Recall that each Beacon's microcontroller is customized with a callsign and is run on slightly different frequencies.  One Beacon may have its tones centered at 978 Hz, while another may have it's tones at 1050 Hz.  This spreading out of Beacon signals will help when multiple beacons are placed in service at the same time within close geographic proximity.

Okay, so you've got the picture of a whole bunch of club members amassed around a table with an operator sitting at the laptop running DigiPan, right?  Within a specified period of time, the idea is to see how many of the Beacons can be copied (callsign & code word), as captured by DigiPan.  Factors involved in successful reception include the settings of the audio amp, the type of speaker, the distance between the Beacon and the laptop, adjacent QRM (other Beaconers), etc. "Points" are awarded to all Beacons for the degree of solid copy captured to the DigiPan log during that 15 minute period.  (You can see a photo of this excitement in June QST’s “QRP Power” column on page ___, as snapped by Rich Arland K7SZ at the Atlanticon QRP Forum held this past springtime.)
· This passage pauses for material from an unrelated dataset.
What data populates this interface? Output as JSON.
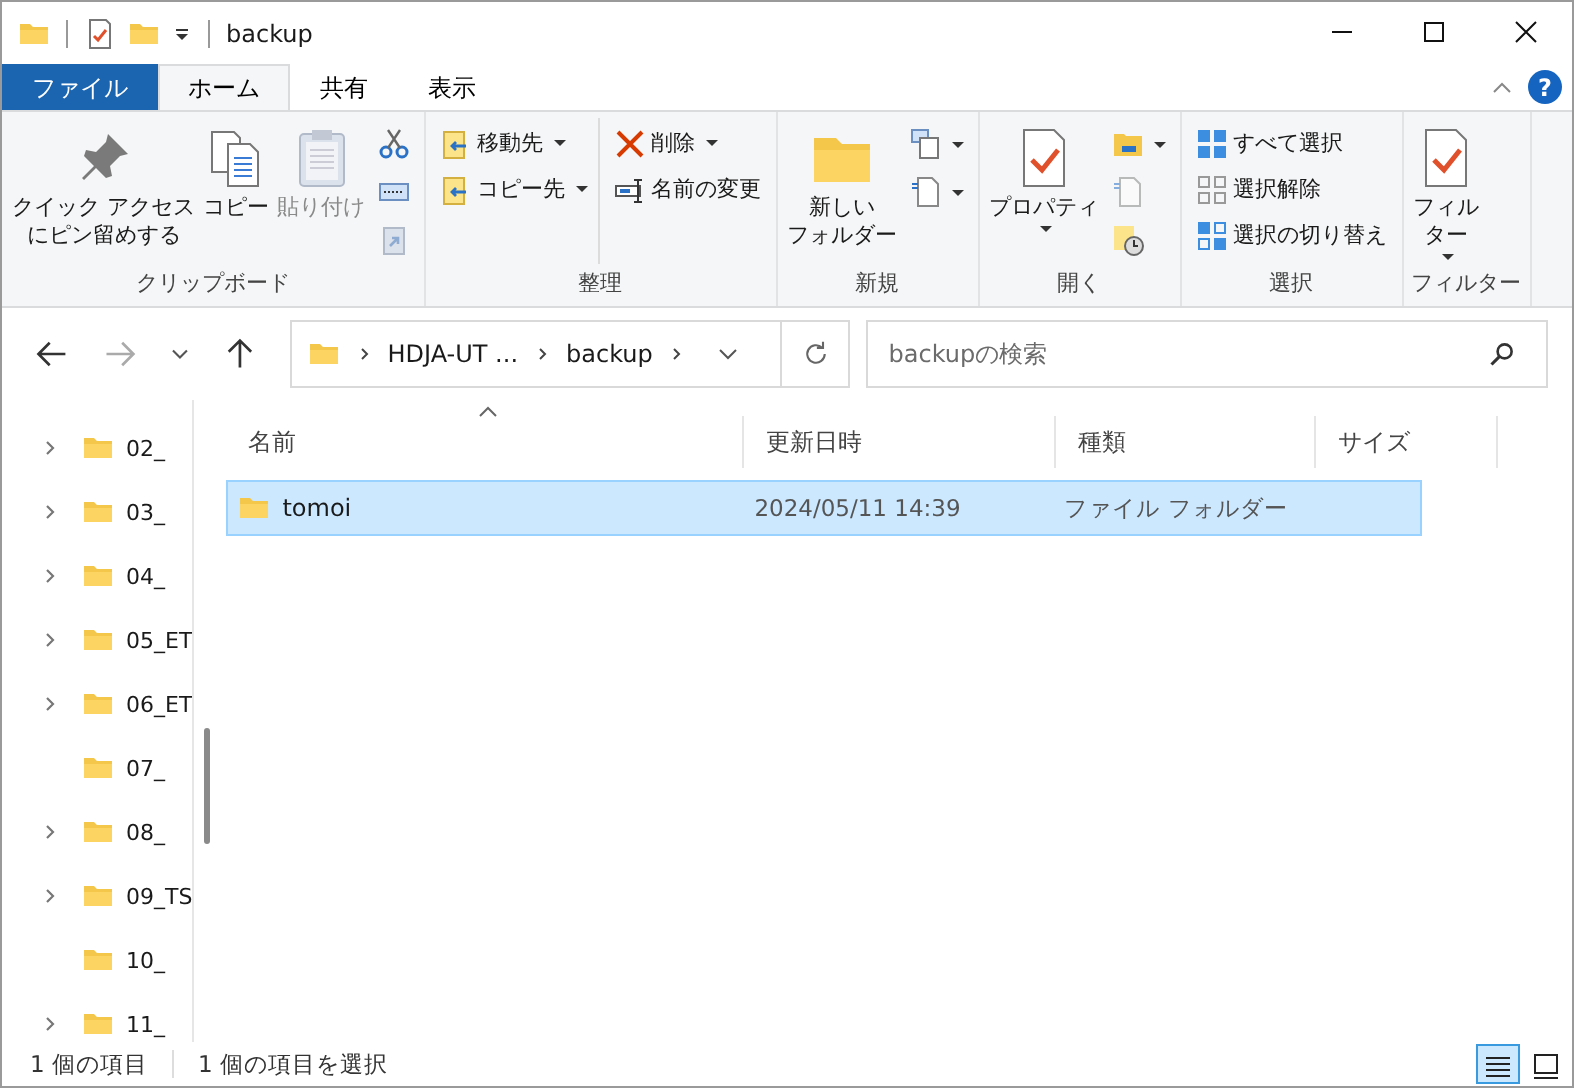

This all may may sound complex, but it's really quite simple -- build the Beacon, turn it on and see how well it can be copied by DigiPan.  Each contestant could actually do this during the test phase at home prior to the club event.

Sure, projects can be fun for a weekend's contest or fun activity, but the PSK31 Audio Beacon can have lasting value for the PSK31 enthusiast.  The audio tones generated by the Beacon can be presented as input to any SSB transmitter -- a Warbler, PSK-20, PSK-40, or even a Yaesu FT-1000MP.  Thus, a PSKer can easily put a beacon signal on the air for all the same reasons that CW beacons are used (e.g., propagation studies, etc.)

Recall that each Beacon's microcontroller is customized with one's callsign and is run on slightly different frequencies.  One Beacon may have its tones centered at 978 Hz, while another may have it's tones at 1050 Hz.  This spreading out of Beacon signals will help when multiple beacons are placed in service at the same time within close geographic proximity.

This kit is no longer available.


This kit is no longer available.

This kit is no longer available.

As mentioned, each Scenix microcontroller will be preprogrammed with information specified during this order process.  The default string will contain (1) callsign, and (2) email address.  Optionally, one could specify use of a name and/or postal address.  (Recall that a beacon message must contain a callsign with a /B suffix if transmitted in the ham bands, a name alone will not suffice.)  A maximum string length of 64 printable ASCII characters may be specified.  Appropriate message content is at the discretion of the project leader (i.e., me, N2APB :-)

We hope you share our excitement with this unique PSK31 Beacon Kit.  


Last Modified: January 13, 2004